Records from a data source
########

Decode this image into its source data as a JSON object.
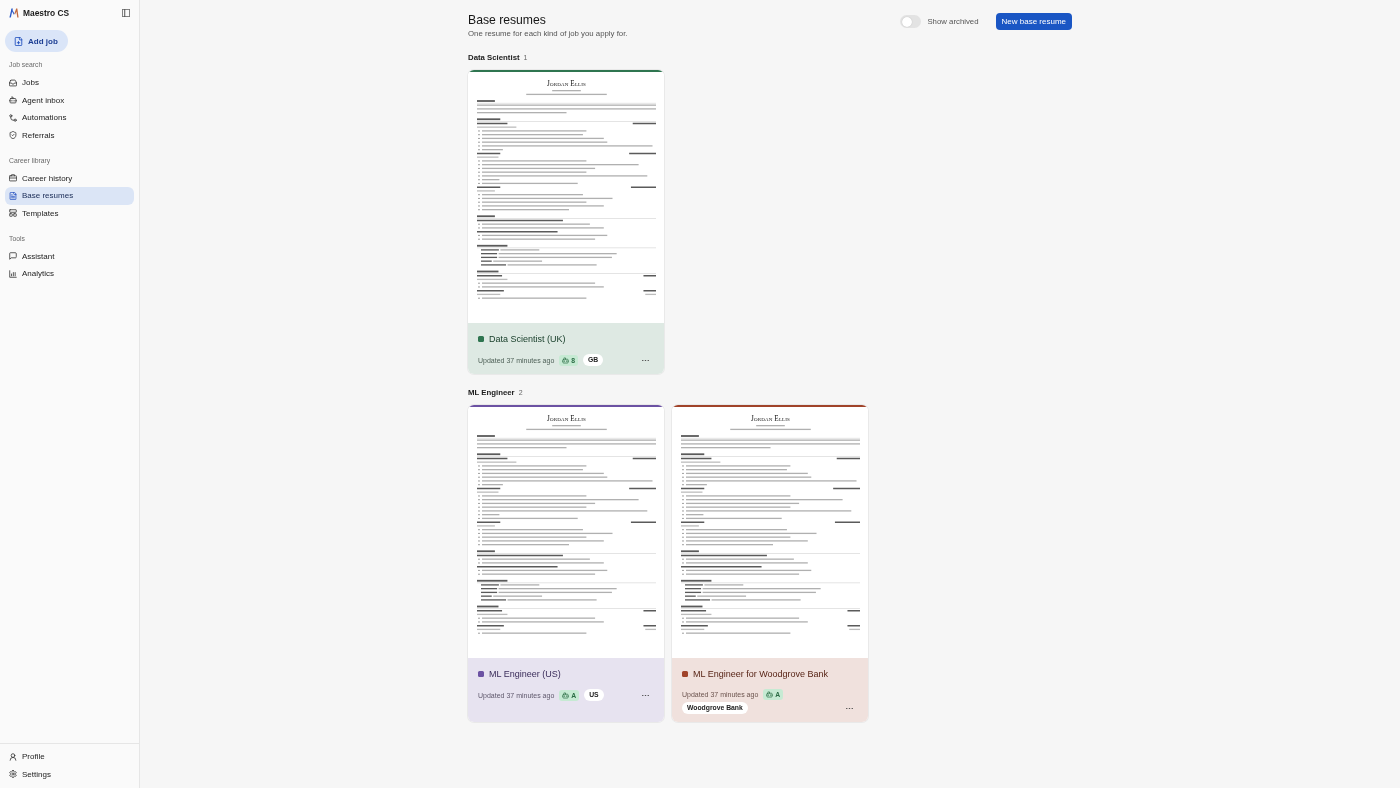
{
  "sidebar": {
    "app_name": "Maestro CS",
    "add_job_button": "Add job",
    "sections": [
      {
        "title": "Job search",
        "items": [
          {
            "label": "Jobs",
            "selected": false
          },
          {
            "label": "Agent inbox",
            "selected": false
          },
          {
            "label": "Automations",
            "selected": false
          },
          {
            "label": "Referrals",
            "selected": false
          }
        ]
      },
      {
        "title": "Career library",
        "items": [
          {
            "label": "Career history",
            "selected": false
          },
          {
            "label": "Base resumes",
            "selected": true
          },
          {
            "label": "Templates",
            "selected": false
          }
        ]
      },
      {
        "title": "Tools",
        "items": [
          {
            "label": "Assistant",
            "selected": false
          },
          {
            "label": "Analytics",
            "selected": false
          }
        ]
      }
    ],
    "footer_items": [
      {
        "label": "Profile",
        "selected": false
      },
      {
        "label": "Settings",
        "selected": false
      }
    ]
  },
  "page": {
    "title": "Base resumes",
    "subtitle": "One resume for each kind of job you apply for.",
    "show_archived": {
      "label": "Show archived",
      "on": false
    },
    "new_button": "New base resume"
  },
  "groups": [
    {
      "title": "Data Scientist",
      "count": "1",
      "resumes": [
        {
          "title": "Data Scientist (UK)",
          "color": "#2f7550",
          "updated": "Updated 37 minutes ago",
          "score": "8",
          "tags": [
            "GB"
          ],
          "document": {
            "name": "Jordan Ellis"
          }
        }
      ]
    },
    {
      "title": "ML Engineer",
      "count": "2",
      "resumes": [
        {
          "title": "ML Engineer (US)",
          "color": "#6c52a3",
          "updated": "Updated 37 minutes ago",
          "score": "A",
          "tags": [
            "US"
          ],
          "document": {
            "name": "Jordan Ellis"
          }
        },
        {
          "title": "ML Engineer for Woodgrove Bank",
          "color": "#a0432a",
          "updated": "Updated 37 minutes ago",
          "score": "A",
          "tags": [
            "Woodgrove Bank"
          ],
          "document": {
            "name": "Jordan Ellis"
          }
        }
      ]
    }
  ]
}
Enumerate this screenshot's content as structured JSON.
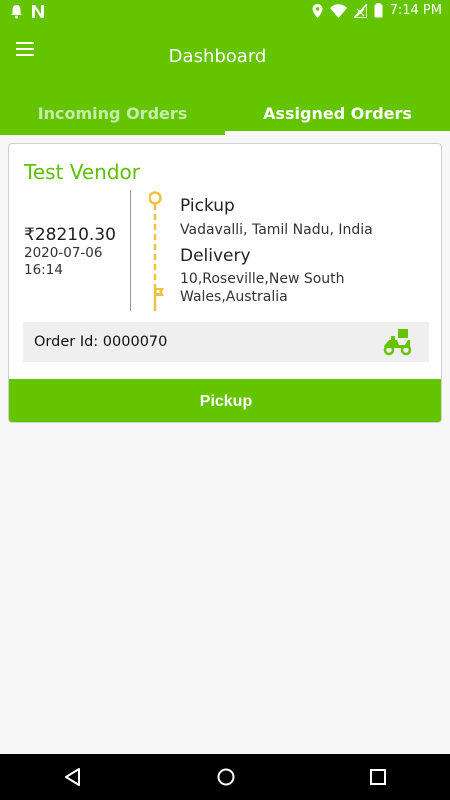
{
  "status_bar": {
    "time": "7:14 PM"
  },
  "app_bar": {
    "title": "Dashboard"
  },
  "tabs": [
    {
      "label": "Incoming Orders",
      "active": false
    },
    {
      "label": "Assigned Orders",
      "active": true
    }
  ],
  "order": {
    "vendor": "Test Vendor",
    "price": "₹28210.30",
    "date": "2020-07-06",
    "time": "16:14",
    "pickup_label": "Pickup",
    "pickup_address": "Vadavalli, Tamil Nadu, India",
    "delivery_label": "Delivery",
    "delivery_address": "10,Roseville,New South Wales,Australia",
    "order_id_text": "Order Id: 0000070",
    "action_label": "Pickup"
  },
  "colors": {
    "primary": "#64c400",
    "route_line": "#f0c040"
  },
  "icons": [
    "menu-icon",
    "scooter-icon",
    "back-icon",
    "home-icon",
    "recents-icon"
  ]
}
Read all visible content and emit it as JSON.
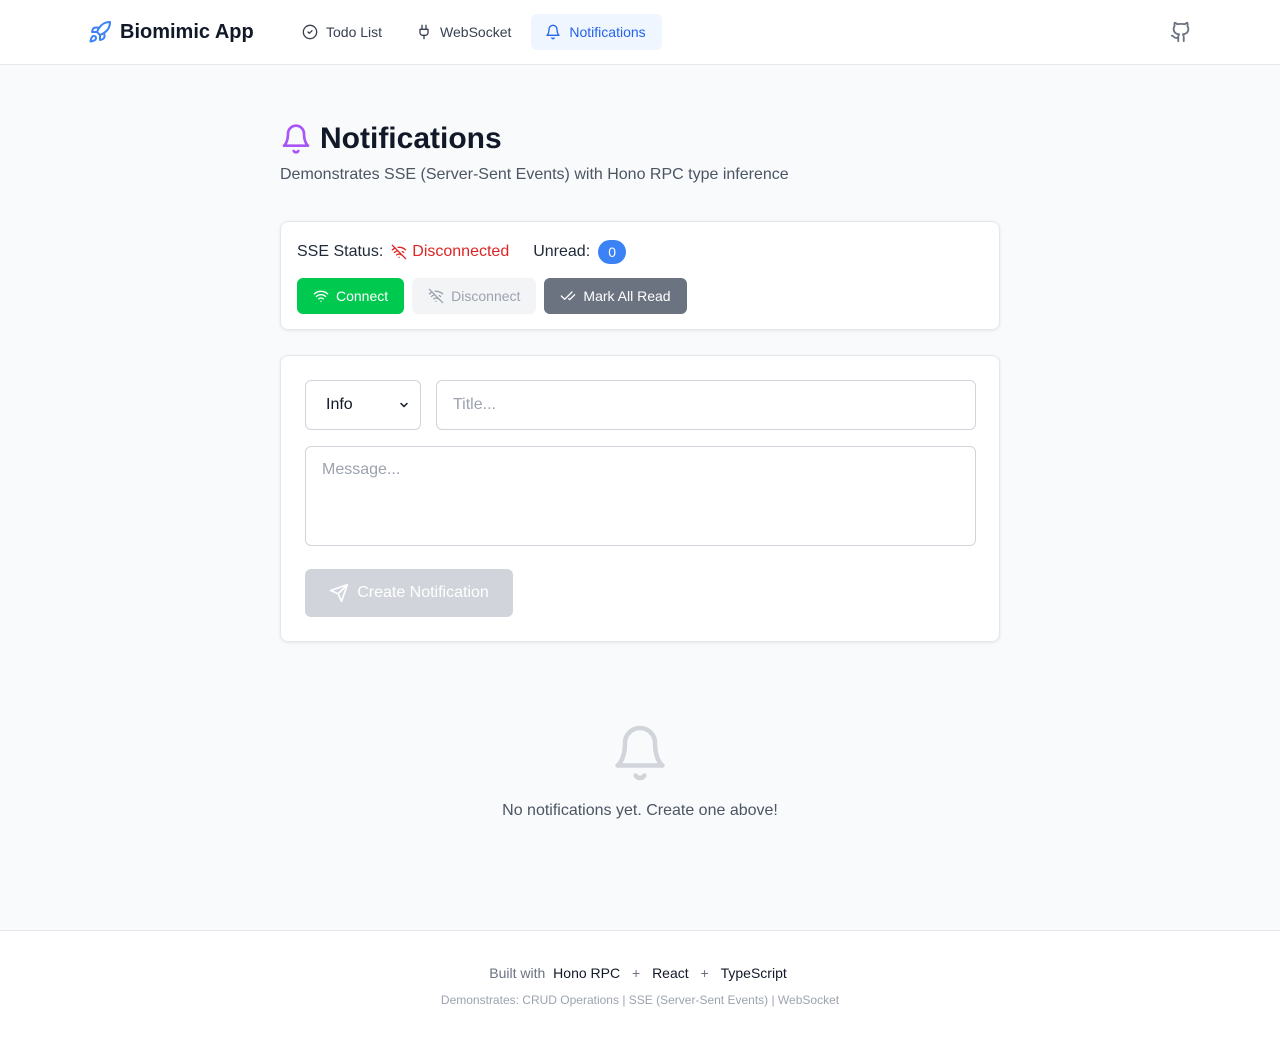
{
  "header": {
    "brand": "Biomimic App",
    "nav": [
      {
        "label": "Todo List",
        "icon": "circle-check-icon",
        "active": false
      },
      {
        "label": "WebSocket",
        "icon": "plug-icon",
        "active": false
      },
      {
        "label": "Notifications",
        "icon": "bell-icon",
        "active": true
      }
    ],
    "github_icon": "github-icon"
  },
  "page": {
    "title": "Notifications",
    "subtitle": "Demonstrates SSE (Server-Sent Events) with Hono RPC type inference"
  },
  "status": {
    "sse_label": "SSE Status:",
    "sse_value": "Disconnected",
    "unread_label": "Unread:",
    "unread_count": "0",
    "buttons": {
      "connect": "Connect",
      "disconnect": "Disconnect",
      "mark_all_read": "Mark All Read"
    }
  },
  "form": {
    "type_selected": "Info",
    "title_placeholder": "Title...",
    "message_placeholder": "Message...",
    "create_label": "Create Notification"
  },
  "empty": {
    "text": "No notifications yet. Create one above!"
  },
  "footer": {
    "built_with": "Built with",
    "tech": [
      "Hono RPC",
      "React",
      "TypeScript"
    ],
    "plus": "+",
    "demonstrates": "Demonstrates: CRUD Operations | SSE (Server-Sent Events) | WebSocket"
  },
  "colors": {
    "accent": "#2563eb",
    "disconnected": "#dc2626",
    "connect_button": "#00c950",
    "bell_purple": "#a855f7",
    "badge": "#3b82f6"
  }
}
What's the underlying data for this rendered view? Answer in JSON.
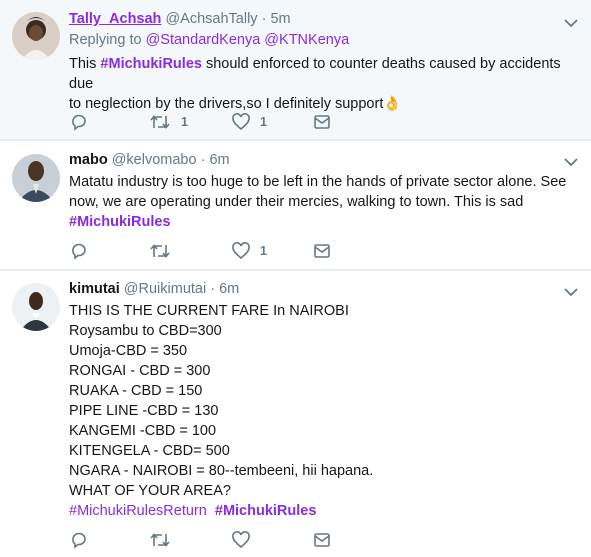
{
  "tweets": [
    {
      "name": "Tally_Achsah",
      "handle": "@AchsahTally",
      "time": "5m",
      "replying_label": "Replying to",
      "mentions": [
        "@StandardKenya",
        "@KTNKenya"
      ],
      "text_before": "This ",
      "hashtag": "#MichukiRules",
      "text_after_line1": " should enforced to counter deaths caused by accidents due",
      "text_line2": "to neglection by the drivers,so I definitely support",
      "emoji": "👌",
      "retweets": "1",
      "likes": "1"
    },
    {
      "name": "mabo",
      "handle": "@kelvomabo",
      "time": "6m",
      "lines": [
        "Matatu industry is too huge to be  left in the hands of private sector alone. See",
        "now, we are operating under their mercies, walking to town. This is sad"
      ],
      "hashtag": "#MichukiRules",
      "retweets": "",
      "likes": "1"
    },
    {
      "name": "kimutai",
      "handle": "@Ruikimutai",
      "time": "6m",
      "lines": [
        "THIS IS THE CURRENT FARE In NAIROBI",
        "Roysambu to CBD=300",
        "Umoja-CBD = 350",
        "RONGAI - CBD = 300",
        "RUAKA - CBD = 150",
        "PIPE LINE -CBD = 130",
        "KANGEMI -CBD = 100",
        "KITENGELA - CBD= 500",
        "NGARA - NAIROBI = 80--tembeeni, hii hapana.",
        "WHAT OF YOUR AREA?"
      ],
      "hashtag1": "#MichukiRulesReturn",
      "hashtag2": "#MichukiRules"
    }
  ],
  "dot": "·",
  "icons": [
    "reply-icon",
    "retweet-icon",
    "like-icon",
    "message-icon",
    "chevron-down-icon"
  ],
  "colors": {
    "hashtag": "#8a2be2",
    "muted": "#657786",
    "divider": "#e6ecf0"
  }
}
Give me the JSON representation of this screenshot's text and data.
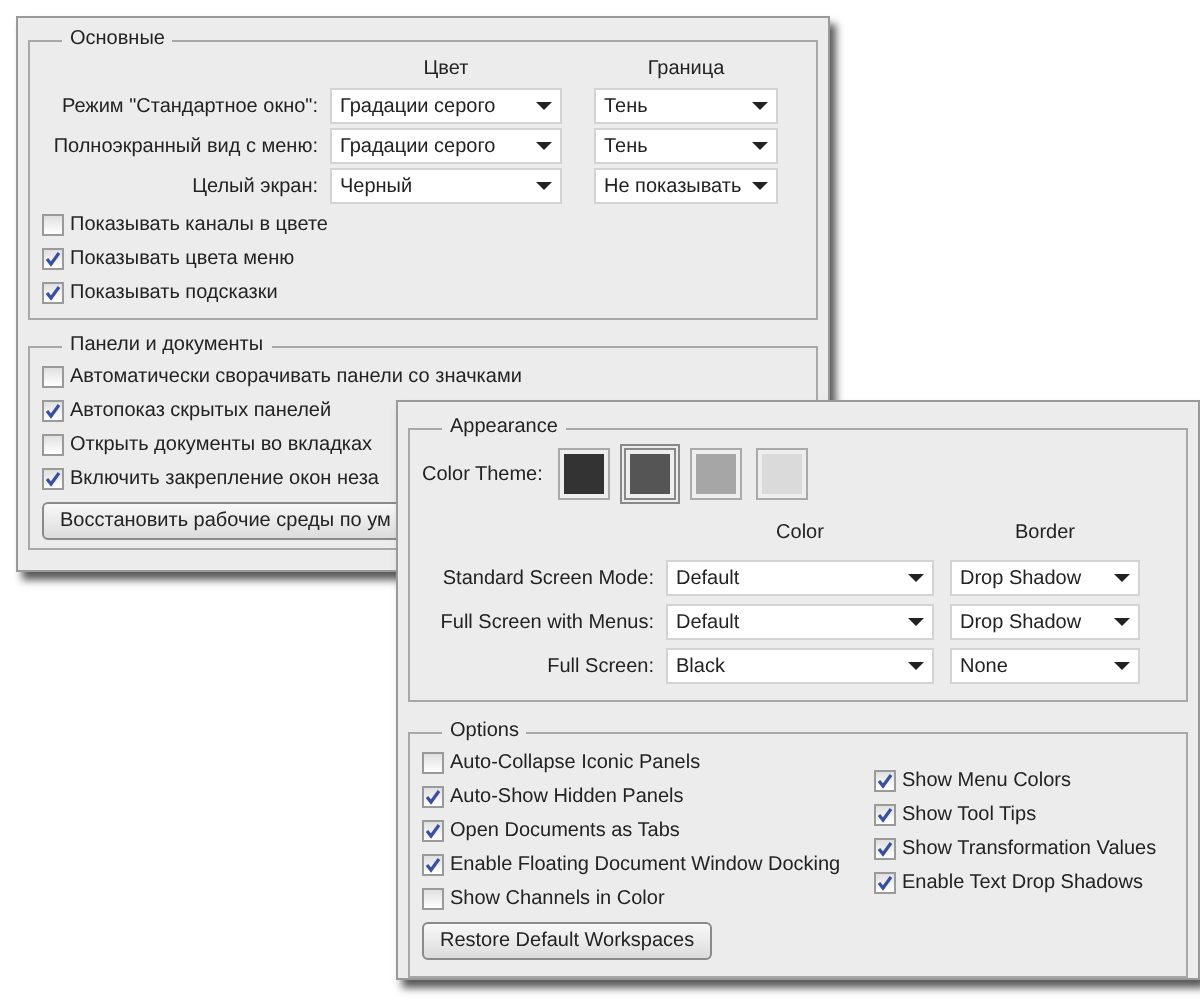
{
  "back_panel": {
    "sections": [
      {
        "title": "Основные",
        "headers": [
          "Цвет",
          "Граница"
        ],
        "selects": [
          {
            "label": "Режим \"Стандартное окно\":",
            "color_setting": "Градации серого",
            "border_setting": "Тень"
          },
          {
            "label": "Полноэкранный вид с меню:",
            "color_setting": "Градации серого",
            "border_setting": "Тень"
          },
          {
            "label": "Целый экран:",
            "color_setting": "Черный",
            "border_setting": "Не показывать"
          }
        ],
        "checkbox_columns": [
          [
            {
              "label": "Показывать каналы в цвете",
              "checked": false
            },
            {
              "label": "Показывать цвета меню",
              "checked": true
            },
            {
              "label": "Показывать подсказки",
              "checked": true
            }
          ]
        ]
      },
      {
        "title": "Панели и документы",
        "checkbox_columns": [
          [
            {
              "label": "Автоматически сворачивать панели со значками",
              "checked": false
            },
            {
              "label": "Автопоказ скрытых панелей",
              "checked": true
            },
            {
              "label": "Открыть документы во вкладках",
              "checked": false
            },
            {
              "label": "Включить закрепление окон неза",
              "checked": true
            }
          ]
        ],
        "button": "Восстановить рабочие среды по ум"
      }
    ]
  },
  "front_panel": {
    "sections": [
      {
        "title": "Appearance",
        "theme_label": "Color Theme:",
        "swatches": [
          {
            "color": "#333333",
            "selected": false
          },
          {
            "color": "#555555",
            "selected": true
          },
          {
            "color": "#a6a6a6",
            "selected": false
          },
          {
            "color": "#dadada",
            "selected": false
          }
        ],
        "headers": [
          "Color",
          "Border"
        ],
        "selects": [
          {
            "label": "Standard Screen Mode:",
            "color_setting": "Default",
            "border_setting": "Drop Shadow"
          },
          {
            "label": "Full Screen with Menus:",
            "color_setting": "Default",
            "border_setting": "Drop Shadow"
          },
          {
            "label": "Full Screen:",
            "color_setting": "Black",
            "border_setting": "None"
          }
        ]
      },
      {
        "title": "Options",
        "checkbox_columns": [
          [
            {
              "label": "Auto-Collapse Iconic Panels",
              "checked": false
            },
            {
              "label": "Auto-Show Hidden Panels",
              "checked": true
            },
            {
              "label": "Open Documents as Tabs",
              "checked": true
            },
            {
              "label": "Enable Floating Document Window Docking",
              "checked": true
            },
            {
              "label": "Show Channels in Color",
              "checked": false
            }
          ],
          [
            {
              "label": "Show Menu Colors",
              "checked": true
            },
            {
              "label": "Show Tool Tips",
              "checked": true
            },
            {
              "label": "Show Transformation Values",
              "checked": true
            },
            {
              "label": "Enable Text Drop Shadows",
              "checked": true
            }
          ]
        ],
        "button": "Restore Default Workspaces"
      }
    ]
  }
}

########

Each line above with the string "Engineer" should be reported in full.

      "title": "ML Engineer",
          "title": "ML Engineer (US)",
          "title": "ML Engineer for Woodgrove Bank",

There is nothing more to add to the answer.